he church is located in Nome, Telemark, and probably built at the end of the 12th century or the beginning of the 13th century, and was dedicated to St. Lawrence on Sept. 26th. Lawrence was one of the seven deacons in the city of Rome. He suffered martyrdom in 258 A.C.
here today you see the bell tower, there was a draughty wooden entrance hall. Women who came to the church the first time after child birth, had to wait here to be "cleansed" - in order to attend service again.
he wooden fence that earlier surrounded the church and cementary, was in 1931-32 replaced by the stone wall you see today. Built by the last stone masons guild in Telemark. During the last world war, the home guard used the roof over the front gate as a hiding place for arms and explosives.
n 1723 dean Alstrup from Bamble bought the church from king Fredrik IVth. Later owners were the families Løvenskiold, Cappelen and Aall. When the parish took over the church in 1986, - it was the only church in private ownership in Norway.
he three forged iron crosses on the south side of the church are made by master smiths at Ulefoss ironworks. - Henrik Ibsens great-grandparents are burried here. Unfortunately, the graves are today without any markers.
he interior of the church is from the period after the reformation (1735). Altarpiece, pulpit, font, candlesticks etc. were given to the church by private families in the period 1700-1760.
n the winter,- the church is too cold to use. In the summer however, the church is used for funerals, weddings and sunday services (6 each year).

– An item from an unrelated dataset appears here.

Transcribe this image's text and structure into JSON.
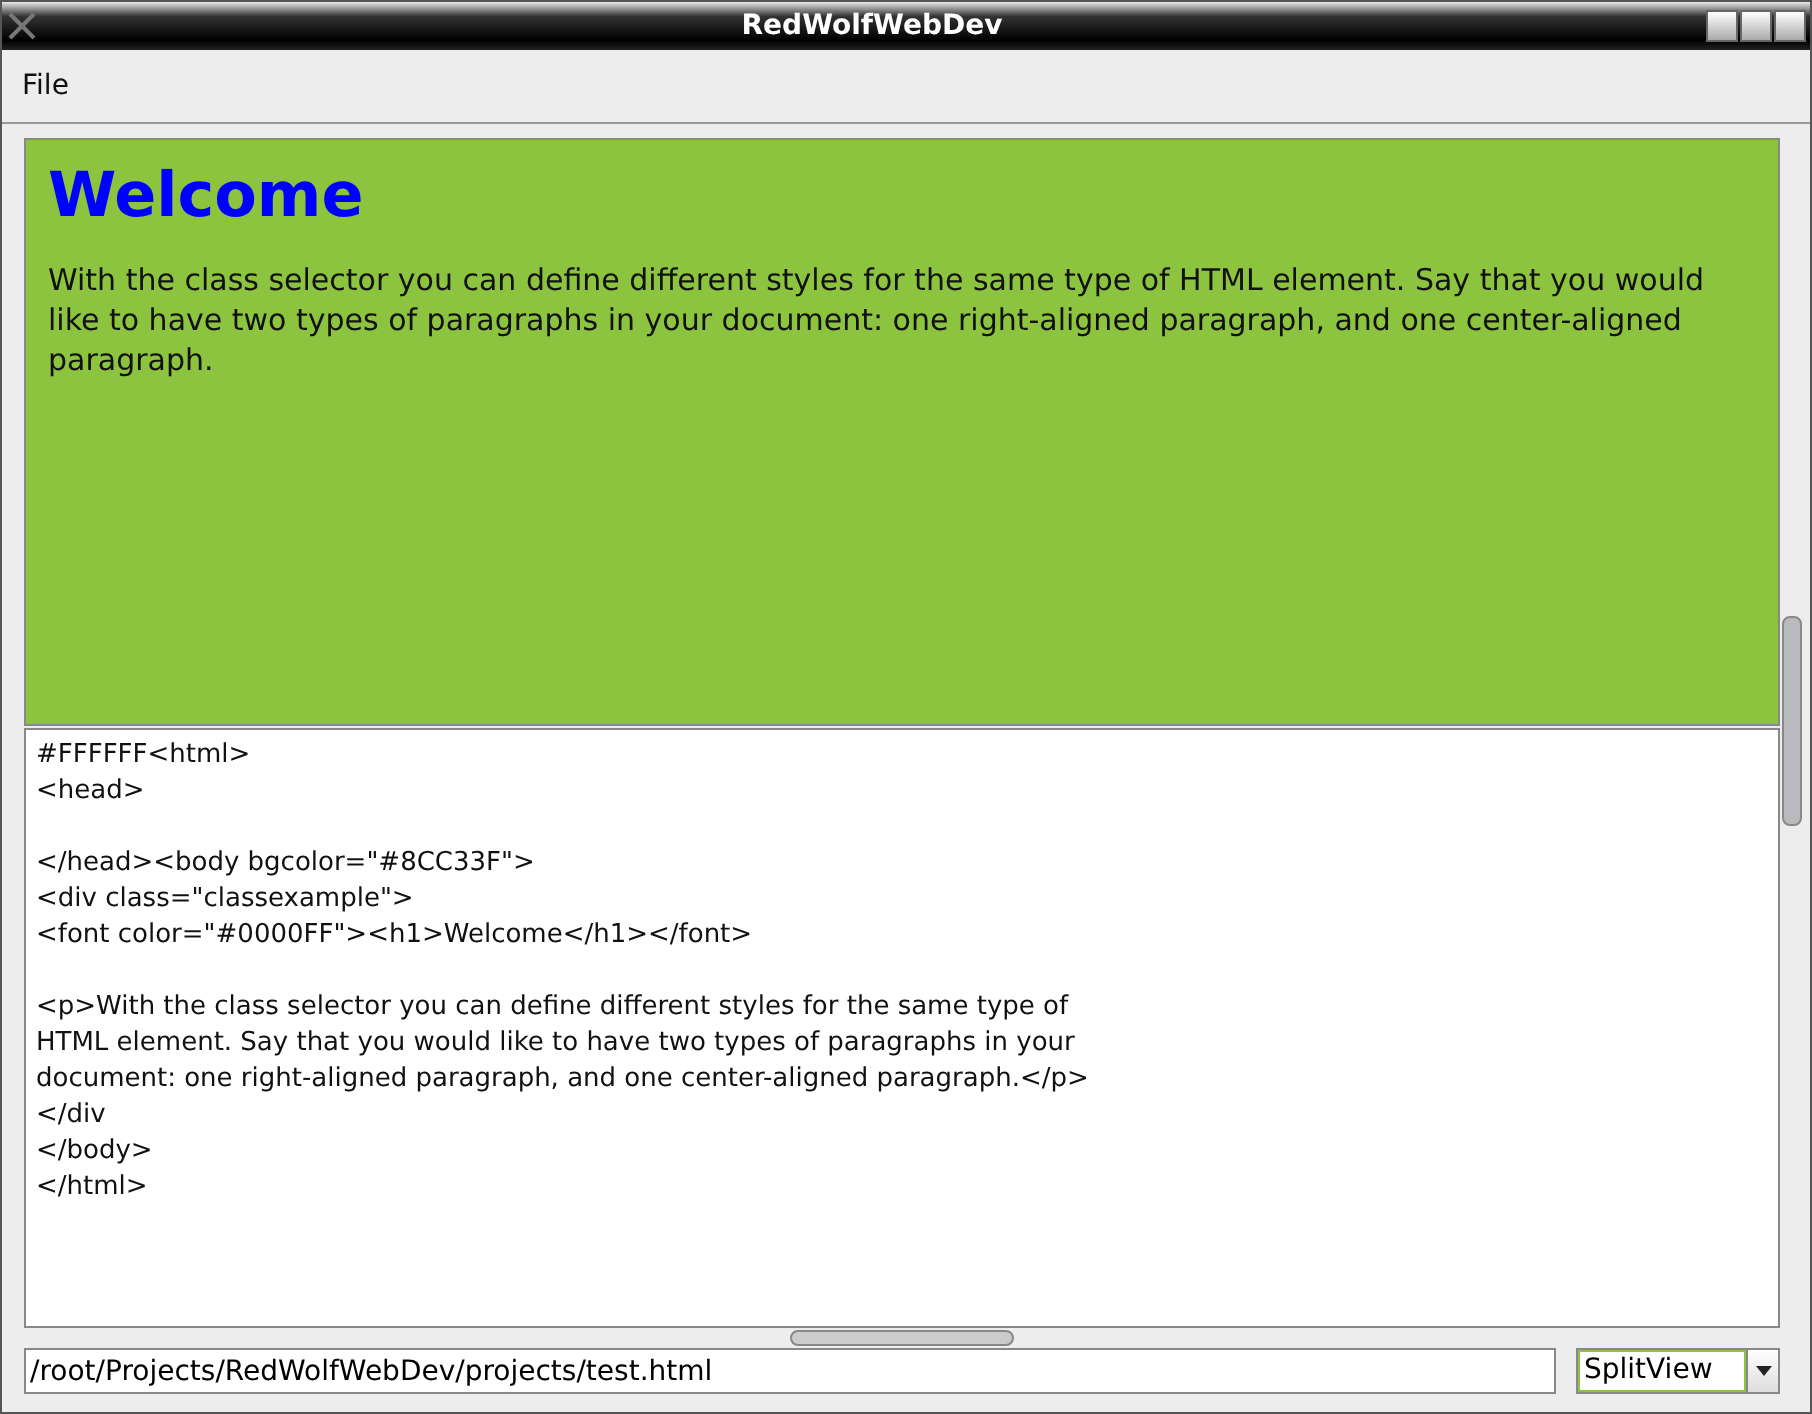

In July the church is also open every wednesday from 7-8 p.m. , - and includes a short evensong.